Moved back to Namber Drome.
We set up in the hills at the northeast end of the drome. The
Japanese had built excellent defensive positions here. They had
bunkers connected by trenches. Vines were tied to stakes as guides
for night movement. In a cave behind the hill was a large amount of
equipment. There was fur lined clothing and knapsacks with animal
hair still attached to the outside of the sacks. They had snafu’s
What a relief to have fires at
night and smoke anytime you wanted to. Some of the first smokes
lasted all night. We had our first baths since leaving Inasi
Village. That was 16 July. After we bathed we itched. It
was irritating. Our skin was even red as from a rash. Then,
too, the flies tried to eat us up. They had not been particularly
noticeable before we bathed. When you get too dirty for flies you
are dirty. It really took a couple of days to get used to being
clean. There were big springs at the base of the hill near the
coast, so water was plentiful.
The first night, or there about, a
lone Jap twin engine Betty Bomber flew up the strip as passed near us.
It dropped no bombs and fired no guns. We could plainly see the
pilots face because a light was on in the cockpit. This was the only
Jap plane I saw during the entire Noemfoor operation.
We now found out more about what
happened to "D" and "E" Companies. "D" Company had been sent on
patrol with the intentions of going directly from Inasi Village to Hill
670 following an azimuth. Joe Whitson’s 1st platoon of "E" Company
was sent on a patrol north to Ridge 200 area. He reported a large
enemy bivouac area there. McCaffery’s platoon from "E" Company was
out on patrol, so Capt. Sam Smith took Luscomb’s platoon north to join
Whitson’s force. After an hour he was passing over a steep, heavily
wooded hill on the trail we had twice used. This area appeared
dangerous to us. A large enemy force struck Smith’s force in the
rear. Then an enemy force attacked his front. He was
surrounded. All the fighting elements of the 2nd Battalion were in
the field. All other friendly forces were on their own missions in
other parts of the island. Whitson was ordered to return down the
trail to Inasi Village to relieve the Smith force. Lt. Meade was
ordered to return from his position near Hill 670 and go to the relief of

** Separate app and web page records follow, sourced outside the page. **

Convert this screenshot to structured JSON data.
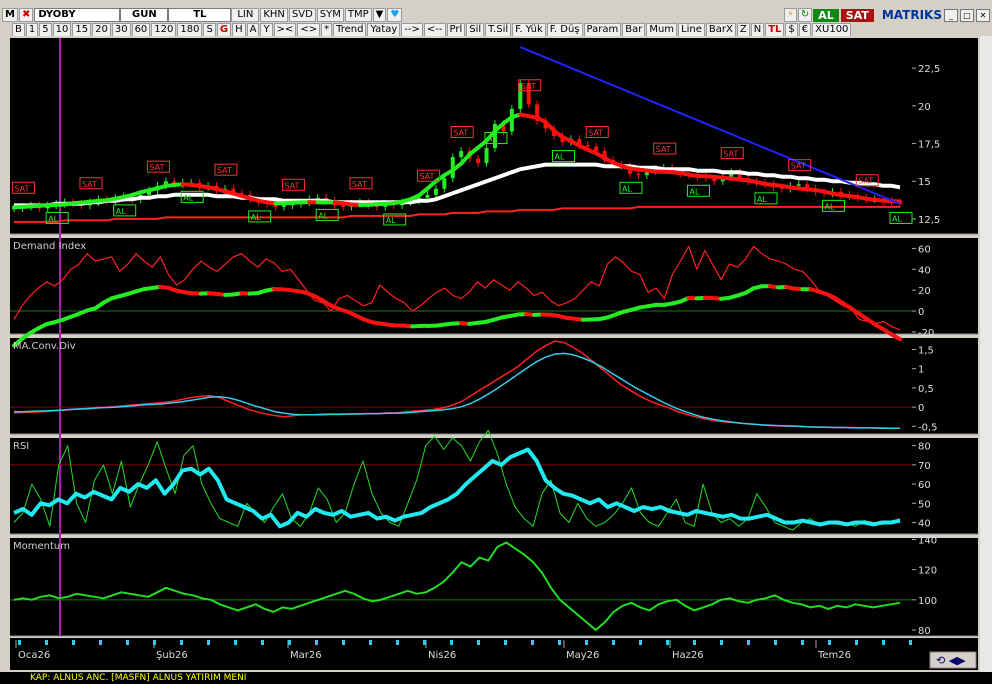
{
  "toolbar1": {
    "app_letter": "M",
    "symbol": "DYOBY",
    "period": "GUN",
    "currency": "TL",
    "scale": "LIN",
    "buttons": [
      "KHN",
      "SVD",
      "SYM",
      "TMP"
    ],
    "al_label": "AL",
    "sat_label": "SAT",
    "brand": "MATRIKS"
  },
  "toolbar2": {
    "items": [
      "B",
      "1",
      "5",
      "10",
      "15",
      "20",
      "30",
      "60",
      "120",
      "180",
      "S",
      "G",
      "H",
      "A",
      "Y",
      "><",
      "<>",
      "*",
      "Trend",
      "Yatay",
      "-->",
      "<--",
      "Prl",
      "Sil",
      "T.Sil",
      "F. Yük",
      "F. Düş",
      "Param",
      "Bar",
      "Mum",
      "Line",
      "BarX",
      "Z",
      "N",
      "TL",
      "$",
      "€",
      "XU100"
    ],
    "red_items": [
      "G",
      "TL"
    ]
  },
  "colors": {
    "background": "#000000",
    "grid_line": "#8b0000",
    "ma_white": "#ffffff",
    "ma_red": "#ff2020",
    "trend_green": "#22ee22",
    "trend_red": "#ff1010",
    "trend_line": "#2222ff",
    "macd_signal": "#33ccee",
    "rsi_thick": "#22e8f0",
    "rsi_thin": "#22dd22",
    "momentum": "#22dd22",
    "sat_box": "#ff3030",
    "al_box": "#22ee22"
  },
  "chart_data": [
    {
      "type": "candlestick",
      "title": "",
      "ylim": [
        11.5,
        24.5
      ],
      "y_ticks": [
        "22,5",
        "20",
        "17,5",
        "15",
        "12,5"
      ],
      "y_tick_values": [
        22.5,
        20,
        17.5,
        15,
        12.5
      ],
      "close": [
        13.2,
        13.3,
        13.4,
        13.2,
        13.4,
        13.5,
        13.6,
        13.5,
        13.4,
        13.6,
        13.8,
        13.7,
        13.9,
        14.0,
        13.8,
        14.1,
        14.4,
        14.7,
        15.0,
        14.8,
        14.9,
        14.9,
        14.6,
        14.7,
        14.4,
        14.5,
        14.2,
        14.1,
        13.8,
        13.6,
        13.5,
        13.3,
        13.4,
        13.5,
        13.6,
        13.8,
        13.9,
        13.7,
        13.4,
        13.3,
        13.5,
        13.6,
        13.4,
        13.3,
        13.5,
        13.4,
        13.6,
        13.7,
        13.9,
        14.1,
        14.5,
        15.2,
        16.6,
        17.0,
        16.5,
        16.2,
        17.2,
        18.8,
        18.3,
        19.8,
        21.5,
        20.1,
        19.0,
        18.5,
        18.0,
        17.6,
        17.8,
        17.4,
        17.3,
        17.0,
        16.4,
        16.1,
        16.0,
        15.5,
        15.4,
        15.7,
        15.8,
        15.9,
        15.7,
        15.5,
        15.4,
        15.3,
        15.2,
        15.0,
        15.3,
        15.6,
        15.2,
        15.0,
        14.9,
        14.8,
        14.6,
        14.5,
        14.7,
        14.8,
        14.5,
        14.3,
        14.2,
        14.3,
        14.1,
        14.0,
        13.9,
        13.8,
        13.8,
        13.7,
        13.6,
        13.5
      ],
      "series": [
        {
          "name": "MA white",
          "values": [
            13.4,
            13.4,
            13.4,
            13.4,
            13.4,
            13.5,
            13.5,
            13.5,
            13.5,
            13.6,
            13.6,
            13.7,
            13.7,
            13.8,
            13.8,
            13.9,
            13.9,
            14.0,
            14.0,
            14.1,
            14.1,
            14.1,
            14.1,
            14.1,
            14.0,
            14.0,
            14.0,
            13.9,
            13.9,
            13.8,
            13.8,
            13.8,
            13.7,
            13.7,
            13.7,
            13.7,
            13.7,
            13.7,
            13.6,
            13.6,
            13.6,
            13.6,
            13.6,
            13.6,
            13.6,
            13.6,
            13.6,
            13.6,
            13.7,
            13.7,
            13.8,
            14.0,
            14.2,
            14.4,
            14.6,
            14.8,
            15.0,
            15.2,
            15.4,
            15.6,
            15.8,
            15.9,
            16.0,
            16.1,
            16.1,
            16.1,
            16.1,
            16.1,
            16.1,
            16.1,
            16.0,
            16.0,
            16.0,
            16.0,
            15.9,
            15.9,
            15.9,
            15.8,
            15.8,
            15.8,
            15.8,
            15.7,
            15.7,
            15.7,
            15.6,
            15.6,
            15.6,
            15.5,
            15.5,
            15.4,
            15.4,
            15.3,
            15.3,
            15.2,
            15.2,
            15.1,
            15.1,
            15.0,
            15.0,
            14.9,
            14.9,
            14.8,
            14.8,
            14.7,
            14.7,
            14.6
          ]
        },
        {
          "name": "MA red",
          "values": [
            12.3,
            12.3,
            12.3,
            12.3,
            12.3,
            12.3,
            12.4,
            12.4,
            12.4,
            12.4,
            12.4,
            12.4,
            12.5,
            12.5,
            12.5,
            12.5,
            12.5,
            12.5,
            12.6,
            12.6,
            12.6,
            12.6,
            12.6,
            12.6,
            12.6,
            12.6,
            12.6,
            12.6,
            12.6,
            12.6,
            12.6,
            12.6,
            12.6,
            12.6,
            12.6,
            12.6,
            12.6,
            12.6,
            12.6,
            12.6,
            12.7,
            12.7,
            12.7,
            12.7,
            12.7,
            12.7,
            12.7,
            12.7,
            12.8,
            12.8,
            12.8,
            12.8,
            12.9,
            12.9,
            12.9,
            12.9,
            13.0,
            13.0,
            13.0,
            13.0,
            13.1,
            13.1,
            13.1,
            13.1,
            13.1,
            13.2,
            13.2,
            13.2,
            13.2,
            13.2,
            13.2,
            13.2,
            13.2,
            13.2,
            13.3,
            13.3,
            13.3,
            13.3,
            13.3,
            13.3,
            13.3,
            13.3,
            13.3,
            13.3,
            13.3,
            13.3,
            13.3,
            13.3,
            13.3,
            13.3,
            13.3,
            13.3,
            13.3,
            13.3,
            13.3,
            13.3,
            13.3,
            13.3,
            13.3,
            13.3,
            13.3,
            13.3,
            13.3,
            13.3,
            13.3,
            13.3
          ]
        }
      ],
      "signal_labels_sat": "SAT",
      "signal_labels_al": "AL",
      "trend_line": {
        "from": [
          60,
          23.9
        ],
        "to": [
          105,
          13.5
        ]
      }
    },
    {
      "type": "line",
      "title": "Demand Index",
      "ylim": [
        -22,
        70
      ],
      "y_ticks": [
        "60",
        "40",
        "20",
        "0",
        "-20"
      ],
      "y_tick_values": [
        60,
        40,
        20,
        0,
        -20
      ],
      "series": [
        {
          "name": "",
          "values": [
            -8,
            5,
            15,
            22,
            28,
            24,
            30,
            40,
            45,
            55,
            48,
            50,
            52,
            38,
            45,
            55,
            48,
            42,
            52,
            35,
            25,
            30,
            40,
            48,
            42,
            38,
            45,
            52,
            55,
            48,
            42,
            50,
            46,
            38,
            40,
            30,
            20,
            10,
            8,
            0,
            12,
            15,
            10,
            5,
            8,
            25,
            18,
            12,
            8,
            0,
            5,
            12,
            18,
            22,
            15,
            12,
            18,
            28,
            22,
            30,
            25,
            20,
            28,
            22,
            15,
            18,
            10,
            5,
            8,
            12,
            20,
            28,
            24,
            45,
            52,
            46,
            38,
            35,
            18,
            22,
            12,
            35,
            48,
            62,
            40,
            58,
            44,
            30,
            45,
            42,
            50,
            62,
            55,
            50,
            48,
            45,
            40,
            38,
            30,
            20,
            15,
            10,
            5,
            2,
            -8,
            -10,
            -12,
            -10,
            -15,
            -18
          ]
        }
      ]
    },
    {
      "type": "line",
      "title": "MA.Conv.Div",
      "ylim": [
        -0.7,
        1.8
      ],
      "y_ticks": [
        "1,5",
        "1",
        "0,5",
        "0",
        "-0,5"
      ],
      "y_tick_values": [
        1.5,
        1,
        0.5,
        0,
        -0.5
      ],
      "series": [
        {
          "name": "",
          "values": [
            -0.15,
            -0.14,
            -0.13,
            -0.12,
            -0.1,
            -0.08,
            -0.07,
            -0.05,
            -0.03,
            -0.01,
            0.0,
            0.02,
            0.04,
            0.06,
            0.08,
            0.1,
            0.12,
            0.15,
            0.2,
            0.25,
            0.28,
            0.3,
            0.25,
            0.15,
            0.05,
            -0.05,
            -0.12,
            -0.18,
            -0.22,
            -0.25,
            -0.22,
            -0.2,
            -0.2,
            -0.18,
            -0.18,
            -0.18,
            -0.18,
            -0.17,
            -0.17,
            -0.17,
            -0.15,
            -0.15,
            -0.12,
            -0.1,
            -0.08,
            -0.06,
            -0.02,
            0.05,
            0.15,
            0.3,
            0.45,
            0.6,
            0.75,
            0.9,
            1.05,
            1.25,
            1.45,
            1.6,
            1.72,
            1.68,
            1.55,
            1.4,
            1.2,
            1.0,
            0.8,
            0.6,
            0.45,
            0.3,
            0.18,
            0.08,
            0.0,
            -0.1,
            -0.18,
            -0.25,
            -0.3,
            -0.35,
            -0.38,
            -0.4,
            -0.42,
            -0.44,
            -0.46,
            -0.48,
            -0.49,
            -0.5,
            -0.5,
            -0.51,
            -0.52,
            -0.52,
            -0.53,
            -0.53,
            -0.53,
            -0.54,
            -0.54,
            -0.54,
            -0.55,
            -0.55
          ]
        },
        {
          "name": "",
          "values": [
            -0.12,
            -0.12,
            -0.11,
            -0.1,
            -0.09,
            -0.08,
            -0.06,
            -0.05,
            -0.04,
            -0.02,
            -0.01,
            0.0,
            0.02,
            0.04,
            0.06,
            0.07,
            0.09,
            0.11,
            0.14,
            0.18,
            0.22,
            0.26,
            0.27,
            0.24,
            0.18,
            0.1,
            0.02,
            -0.05,
            -0.12,
            -0.16,
            -0.19,
            -0.2,
            -0.2,
            -0.2,
            -0.19,
            -0.19,
            -0.18,
            -0.18,
            -0.17,
            -0.17,
            -0.16,
            -0.16,
            -0.15,
            -0.13,
            -0.11,
            -0.09,
            -0.07,
            -0.04,
            0.01,
            0.1,
            0.22,
            0.36,
            0.52,
            0.68,
            0.85,
            1.02,
            1.18,
            1.3,
            1.38,
            1.4,
            1.36,
            1.28,
            1.18,
            1.05,
            0.9,
            0.75,
            0.6,
            0.46,
            0.33,
            0.2,
            0.08,
            -0.03,
            -0.12,
            -0.2,
            -0.27,
            -0.32,
            -0.36,
            -0.39,
            -0.42,
            -0.44,
            -0.46,
            -0.47,
            -0.48,
            -0.49,
            -0.5,
            -0.51,
            -0.52,
            -0.52,
            -0.53,
            -0.53,
            -0.54,
            -0.54,
            -0.54,
            -0.55,
            -0.55,
            -0.55
          ]
        }
      ]
    },
    {
      "type": "line",
      "title": "RSI",
      "ylim": [
        34,
        84
      ],
      "y_ticks": [
        "80",
        "70",
        "60",
        "50",
        "40"
      ],
      "y_tick_values": [
        80,
        70,
        60,
        50,
        40
      ],
      "series": [
        {
          "name": "",
          "values": [
            45,
            47,
            44,
            50,
            49,
            52,
            50,
            55,
            53,
            56,
            54,
            52,
            58,
            56,
            60,
            58,
            62,
            55,
            60,
            67,
            68,
            65,
            68,
            62,
            52,
            50,
            48,
            46,
            42,
            44,
            38,
            40,
            45,
            43,
            47,
            45,
            44,
            46,
            43,
            44,
            45,
            42,
            43,
            41,
            43,
            44,
            45,
            48,
            50,
            52,
            55,
            60,
            64,
            68,
            72,
            70,
            74,
            76,
            78,
            72,
            62,
            58,
            55,
            54,
            52,
            50,
            52,
            48,
            50,
            48,
            46,
            48,
            47,
            48,
            46,
            45,
            44,
            46,
            45,
            44,
            43,
            44,
            42,
            42,
            43,
            44,
            42,
            40,
            40,
            41,
            40,
            39,
            40,
            40,
            39,
            40,
            40,
            39,
            40,
            40,
            41
          ]
        },
        {
          "name": "",
          "values": [
            40,
            45,
            60,
            52,
            38,
            70,
            80,
            50,
            40,
            62,
            70,
            55,
            72,
            48,
            60,
            70,
            82,
            68,
            55,
            75,
            80,
            60,
            50,
            42,
            40,
            38,
            50,
            45,
            40,
            48,
            55,
            42,
            38,
            45,
            58,
            52,
            40,
            45,
            60,
            72,
            55,
            45,
            40,
            38,
            50,
            62,
            80,
            85,
            78,
            84,
            80,
            72,
            82,
            88,
            76,
            60,
            48,
            42,
            38,
            55,
            62,
            45,
            40,
            50,
            42,
            38,
            40,
            44,
            50,
            58,
            45,
            40,
            38,
            45,
            52,
            40,
            38,
            60,
            45,
            40,
            42,
            38,
            42,
            55,
            48,
            40,
            38,
            36,
            40,
            42,
            38,
            40,
            39,
            40,
            38,
            41,
            40,
            39,
            40,
            42
          ]
        }
      ]
    },
    {
      "type": "line",
      "title": "Momentum",
      "ylim": [
        76,
        141
      ],
      "y_ticks": [
        "140",
        "120",
        "100",
        "80"
      ],
      "y_tick_values": [
        140,
        120,
        100,
        80
      ],
      "series": [
        {
          "name": "",
          "values": [
            100,
            101,
            100,
            102,
            103,
            101,
            102,
            104,
            103,
            102,
            101,
            103,
            105,
            104,
            103,
            102,
            105,
            108,
            106,
            104,
            103,
            101,
            100,
            97,
            95,
            93,
            95,
            97,
            94,
            92,
            95,
            94,
            96,
            98,
            100,
            102,
            104,
            106,
            104,
            101,
            99,
            100,
            102,
            104,
            106,
            104,
            105,
            108,
            112,
            118,
            125,
            122,
            128,
            126,
            135,
            138,
            134,
            130,
            125,
            118,
            108,
            100,
            95,
            90,
            85,
            80,
            85,
            92,
            96,
            98,
            95,
            93,
            97,
            99,
            100,
            96,
            93,
            95,
            97,
            100,
            101,
            99,
            98,
            100,
            101,
            103,
            100,
            98,
            97,
            95,
            96,
            94,
            96,
            95,
            97,
            96,
            95,
            96,
            97,
            98
          ]
        }
      ]
    }
  ],
  "x_axis": {
    "labels": [
      "Oca26",
      "Şub26",
      "Mar26",
      "Nis26",
      "May26",
      "Haz26",
      "Tem26"
    ]
  },
  "status_text": "KAP: ALNUS ANC. [MASFN] ALNUS YATIRIM MENI"
}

E Company. Whitson’s force was ambushed coming out of the garden area.
According to what Joe Whitson told
me, there were eleven Japs in the force that attempted to ambush his
platoon. The scouts spotted the ambush on the right side of the
trail and passed the word back. On Joe’s signal the men of his
platoon wheeled and charged into the Japs, firing. They killed nine
Japs with two escaping. Whitson killed the last Jap himself, tearing
up his carbine in the process. When Joe jumped over a low embankment
the Jap crouching behind it grabbed him around the legs hanging on with
one hand and pounded a grenade on the ground with the other hand trying to
arm the grenade. Evidently he intended to kill Whitson along with
himself. During this time Joe is battering the Jap in the head with
butt strokes from his carbine. I never did like these light toys and
usually carried an M-1 rifle. Some of Joe’s men gathered and watched
the show which did not amuse Joe. Finally they dispatched the Jap.
Joe’s carbine stock was completely splintered. He ended up beating
the Jap with the barrel.
This ambush defense was exactly as
taught in the Australian Jungle Warfare School. It was a classic
example of what the Aussies meant that when facing a well-trained and
alert force, the ambushers have the disadvantage. On account of the
presence of more enemy troops in the area Whitson’s force had to proceed
with caution and was unable to effect a speedy relief of Smith’s forces.
In the meantime "D" Company
started straight across country to Smith’s relief. As they started
up a hill 15-20 Japs entrenched on top of the hill opened
fire. 2nd Lt. Long led a charge to take the position and was killed
along with Pvt. Lee. The hour was late so the company withdrew and
bivouacked for the night. At dawn they attacked the Jap position.
The Japs were ready and waiting. 1st Lt. Vandivort and Sgt.
Ray Eubanks were killed, however, Eubanks had taken the position
single-handedly, but he was killed. There were twenty-three dead
Japs in the position. Eubanks had picked up a BAR and charged up the
kill firing until the trigger mechanism was shot off the BAR. He
then used the bar as a club. When the action was over the Japs
including a machinegun crew were dead. The tragic part was that Sgt.
Eubanks died too.
Back to Sam Smith’s trapped unit,
they had dug in for the night with their bare hands and steel helmets.
Due to the coral and difficulty of digging there were very few entrenching
tools being carried. They were extra, cumbersome baggage. To
everyone’s amazement and great relief the Japs unaccountably withdrew
about 09:30 the next morning. They counted twenty dead Japs in the
heavy brush around their position. Pfc Toupal was KIA. Pvt
Frinswald was missing, and Cpl Alfred was wounded.